Every line below that holds the word "label" must be listed.

··· Records ···

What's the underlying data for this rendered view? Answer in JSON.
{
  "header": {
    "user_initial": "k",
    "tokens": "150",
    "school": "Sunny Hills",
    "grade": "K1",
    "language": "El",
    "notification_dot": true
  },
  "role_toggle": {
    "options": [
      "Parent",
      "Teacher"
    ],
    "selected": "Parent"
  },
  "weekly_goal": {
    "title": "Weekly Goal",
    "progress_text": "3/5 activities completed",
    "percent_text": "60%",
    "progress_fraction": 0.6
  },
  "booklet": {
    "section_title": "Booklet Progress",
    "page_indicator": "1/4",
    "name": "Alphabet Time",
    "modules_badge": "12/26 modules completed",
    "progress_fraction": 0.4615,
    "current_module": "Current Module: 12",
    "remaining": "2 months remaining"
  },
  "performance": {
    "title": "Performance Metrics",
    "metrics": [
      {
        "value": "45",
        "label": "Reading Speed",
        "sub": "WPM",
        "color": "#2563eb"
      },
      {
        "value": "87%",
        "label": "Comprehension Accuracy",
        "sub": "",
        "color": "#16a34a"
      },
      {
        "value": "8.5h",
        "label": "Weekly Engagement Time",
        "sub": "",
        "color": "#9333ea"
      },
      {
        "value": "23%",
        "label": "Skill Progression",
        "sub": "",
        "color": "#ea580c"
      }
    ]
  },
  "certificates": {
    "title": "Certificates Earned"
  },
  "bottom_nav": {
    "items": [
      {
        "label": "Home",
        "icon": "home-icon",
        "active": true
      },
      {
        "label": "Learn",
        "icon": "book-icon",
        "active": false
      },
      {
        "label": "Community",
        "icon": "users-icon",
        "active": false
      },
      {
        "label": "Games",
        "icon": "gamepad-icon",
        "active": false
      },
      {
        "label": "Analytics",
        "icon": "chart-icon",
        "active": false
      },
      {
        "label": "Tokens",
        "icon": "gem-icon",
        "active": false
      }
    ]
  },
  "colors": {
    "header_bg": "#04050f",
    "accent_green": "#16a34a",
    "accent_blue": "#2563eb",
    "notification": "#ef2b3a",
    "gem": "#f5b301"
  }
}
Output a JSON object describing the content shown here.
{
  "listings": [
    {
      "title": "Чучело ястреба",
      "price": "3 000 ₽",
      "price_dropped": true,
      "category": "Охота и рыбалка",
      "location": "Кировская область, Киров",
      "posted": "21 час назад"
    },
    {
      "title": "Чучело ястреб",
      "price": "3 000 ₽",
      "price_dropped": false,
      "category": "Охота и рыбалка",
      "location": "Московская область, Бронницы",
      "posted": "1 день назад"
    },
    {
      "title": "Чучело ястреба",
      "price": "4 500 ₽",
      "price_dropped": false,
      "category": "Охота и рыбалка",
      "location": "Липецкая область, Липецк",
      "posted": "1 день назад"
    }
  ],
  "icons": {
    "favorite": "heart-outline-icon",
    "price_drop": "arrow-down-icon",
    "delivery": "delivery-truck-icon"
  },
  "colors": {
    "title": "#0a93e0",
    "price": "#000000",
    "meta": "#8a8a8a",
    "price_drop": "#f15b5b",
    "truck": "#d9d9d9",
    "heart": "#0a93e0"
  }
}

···

Task result
        "label": "Reading Speed",
        "label": "Comprehension Accuracy",
        "label": "Weekly Engagement Time",
        "label": "Skill Progression",
        "label": "Home",
        "label": "Learn",
        "label": "Community",
        "label": "Games",
        "label": "Analytics",
        "label": "Tokens",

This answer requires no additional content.